Preventing Water Pollution – Easier Than You Think

Homeowners these days have endless ways to manage stormwater runoff – raingardens, rain barrels, dry wells, native plants, and more! But hold on, what if you’re not a professional landscaper? Not to worry! Capturing and treating runoff has a very simple solution – redirect your downspout!

Think of your downspouts as tiny storm sewer pipes. They transport rainwater that lands on your roof down onto whatever surface it is being directed to. However, where this water ends up makes a big difference for our environment.

Stormdrains provide a direct connection between urban runoff and surface waters.

When the water lands on a hard surface, it will pick up various pollutants along its way since it cannot soak into the ground. This polluted runoff flows into the nearest storm drain, which means it will go directly to the nearest wetland, lake, or river. Common pollutants found in this runoff include phosphorus, heavy metals, chloride, nitrogen, trash, and even fecal bacteria.

In order to avoid this, the easiest thing a homeowner can do is to redirect their downspout to a place where the water will be able to soak into the ground. You will need two things; a downspout extension and a good spot for the water to soak in. That’s it, those two things and you will have completed your part to prevent water pollution!

First things first, make sure you are protecting the foundation of your home and your landscape with the following tips in mind.

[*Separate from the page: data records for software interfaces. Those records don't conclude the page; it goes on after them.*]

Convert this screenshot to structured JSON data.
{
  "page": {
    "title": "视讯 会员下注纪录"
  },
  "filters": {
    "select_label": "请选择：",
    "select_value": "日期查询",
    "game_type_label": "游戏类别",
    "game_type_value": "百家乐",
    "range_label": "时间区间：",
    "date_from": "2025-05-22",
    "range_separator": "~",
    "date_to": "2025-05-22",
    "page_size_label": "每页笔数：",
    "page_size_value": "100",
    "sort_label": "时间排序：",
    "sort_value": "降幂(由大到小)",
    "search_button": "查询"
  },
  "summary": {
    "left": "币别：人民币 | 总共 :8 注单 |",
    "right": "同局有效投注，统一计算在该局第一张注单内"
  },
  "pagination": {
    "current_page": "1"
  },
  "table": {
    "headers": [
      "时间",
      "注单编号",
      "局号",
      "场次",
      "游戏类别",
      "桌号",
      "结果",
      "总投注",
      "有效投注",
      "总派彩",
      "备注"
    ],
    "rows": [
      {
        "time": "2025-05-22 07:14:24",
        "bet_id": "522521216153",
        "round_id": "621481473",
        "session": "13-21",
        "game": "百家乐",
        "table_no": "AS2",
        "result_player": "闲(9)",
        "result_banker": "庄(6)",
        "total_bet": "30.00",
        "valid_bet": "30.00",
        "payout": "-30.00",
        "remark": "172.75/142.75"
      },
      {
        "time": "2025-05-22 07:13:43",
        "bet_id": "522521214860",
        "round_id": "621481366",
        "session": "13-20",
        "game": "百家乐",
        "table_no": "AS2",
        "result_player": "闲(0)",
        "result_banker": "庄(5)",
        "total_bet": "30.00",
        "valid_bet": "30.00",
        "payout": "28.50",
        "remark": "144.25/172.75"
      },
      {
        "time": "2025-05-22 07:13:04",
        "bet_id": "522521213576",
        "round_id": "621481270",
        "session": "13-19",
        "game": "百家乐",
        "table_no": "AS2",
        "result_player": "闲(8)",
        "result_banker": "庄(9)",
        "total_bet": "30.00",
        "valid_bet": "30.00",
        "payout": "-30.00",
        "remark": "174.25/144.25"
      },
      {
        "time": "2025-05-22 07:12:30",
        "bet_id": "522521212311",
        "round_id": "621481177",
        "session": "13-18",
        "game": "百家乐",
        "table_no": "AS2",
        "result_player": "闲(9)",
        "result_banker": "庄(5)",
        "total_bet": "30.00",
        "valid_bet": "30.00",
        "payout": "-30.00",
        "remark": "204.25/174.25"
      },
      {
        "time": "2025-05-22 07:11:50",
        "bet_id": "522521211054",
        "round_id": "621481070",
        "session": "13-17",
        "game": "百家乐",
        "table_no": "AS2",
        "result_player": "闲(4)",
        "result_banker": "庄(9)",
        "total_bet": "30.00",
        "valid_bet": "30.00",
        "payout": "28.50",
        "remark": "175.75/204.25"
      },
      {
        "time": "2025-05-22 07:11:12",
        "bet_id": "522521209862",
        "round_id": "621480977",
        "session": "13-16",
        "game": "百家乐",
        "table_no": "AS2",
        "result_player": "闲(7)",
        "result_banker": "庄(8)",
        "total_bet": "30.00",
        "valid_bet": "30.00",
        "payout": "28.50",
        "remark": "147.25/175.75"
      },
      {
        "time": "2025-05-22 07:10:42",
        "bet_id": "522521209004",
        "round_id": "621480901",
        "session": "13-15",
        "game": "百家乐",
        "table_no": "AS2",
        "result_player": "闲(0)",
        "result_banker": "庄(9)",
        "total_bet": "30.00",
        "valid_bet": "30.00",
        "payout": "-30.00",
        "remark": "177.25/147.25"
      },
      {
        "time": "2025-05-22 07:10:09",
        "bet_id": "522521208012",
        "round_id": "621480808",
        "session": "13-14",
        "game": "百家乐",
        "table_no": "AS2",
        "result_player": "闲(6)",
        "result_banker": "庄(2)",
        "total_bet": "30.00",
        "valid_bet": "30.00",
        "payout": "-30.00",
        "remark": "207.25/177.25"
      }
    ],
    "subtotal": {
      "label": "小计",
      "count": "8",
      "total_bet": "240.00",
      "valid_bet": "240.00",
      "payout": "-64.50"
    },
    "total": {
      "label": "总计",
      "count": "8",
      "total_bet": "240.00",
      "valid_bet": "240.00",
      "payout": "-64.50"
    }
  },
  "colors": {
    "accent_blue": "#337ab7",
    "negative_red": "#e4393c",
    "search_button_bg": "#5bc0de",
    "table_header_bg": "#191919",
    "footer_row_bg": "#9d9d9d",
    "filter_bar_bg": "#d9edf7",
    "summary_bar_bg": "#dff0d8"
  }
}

A quick review – the basics

An average sized home with a 1,500-square-foot roof can generate 31,000 gallons of stormwater runoff per year.

Our homes have gutters and downspouts for a reason – to direct rainfall and snow away from the foundation of the house. Besides protecting your basement from flooding or any other water damage, they also protect your landscape from being eroded by constant water dripping.

To put the amount of runoff these gutters and downspouts handle into perspective, think of an average moderately sized home with an 1,500 square-foot roof. For every 1-inch rain event, this roof will generate approximately 1,000 gallons of runoff. To put this on a larger scale, Minneapolis gets nearly 31-inches of average annual precipitation, meaning this single home is capable of producing up to 31,000 gallons of stormwater runoff each year.

Your objective, as a water pollution combatant, is to soak as much of that runoff into the ground as possible. Not only will your soil filter out pollutants and prevent them from entering the storm drains, but other vegetation in the area will benefit from the extra water.

Finding a good spot

Downspouts positioned onto walkways will not allow the stormwater runoff to soak in.

By now it should be obvious to you that stormwater does not soak into hard surfaces like your driveway or pavement. However, it is important to know that this runoff can’t soak into compacted soils or those with a high clay content either. As a result, it is critical to figure out whether you have a good spot in your yard for soaking up stormwater.

For example, are there any spots where water pools during a rain event? Where does the water currently flow after it leaves your downspouts? Can you see runoff flowing off your property into the street? After you have taken note of what happens on your property when it rains, it is time to experiment. You will want to factor in things such as walkways and landscaping, or any areas where there is hard pavement. Look for a place that water could easily infiltrate, such as a grassy or vegetated spot. Additionally, make sure a downspout extension won’t cause any issues with any sort of traffic in your yard. Now it’s time to head to your local hardware store!

An example of a downspout extension aimed at a grassy area where runoff will be able to soak in.

When it comes to downspout extensions, there is a wide variety to choose from. For the most part, they are easy to install and self explanatory. In terms of materials, plastic extensions are a nice option because they’re flexible and do not require any extra hardware. However, they may not be as durable as some of the alternatives. Perhaps metal is more your style in which you can read directions on how to install one here.

If you’re not sure how well your landscape will soak up the water, you may want to consider conducting an infiltration test. Requiring no special equipment, this test can be performed at your very own home. You can find detailed instructions online, as well as complete how-to-videos like this one. Another option would be to perform a mason jar soil test which will help you determine the content of your soil.

It is also important to avoid sending your redirected runoff near the foundation of your house. Some common sense will go a long way toward keeping your house safe from water intrusion, but if you still have questions, you can always contact one of your local Master Water Stewards to help you out.

That was a lot of information for such a basic concept, but remember that this is the lowest-hanging fruit when it comes to managing stormwater runoff in a responsible and eco-friendly way. Want to take the next step? Contact us to learn how to combine your downspout redirection with other creative landscaping!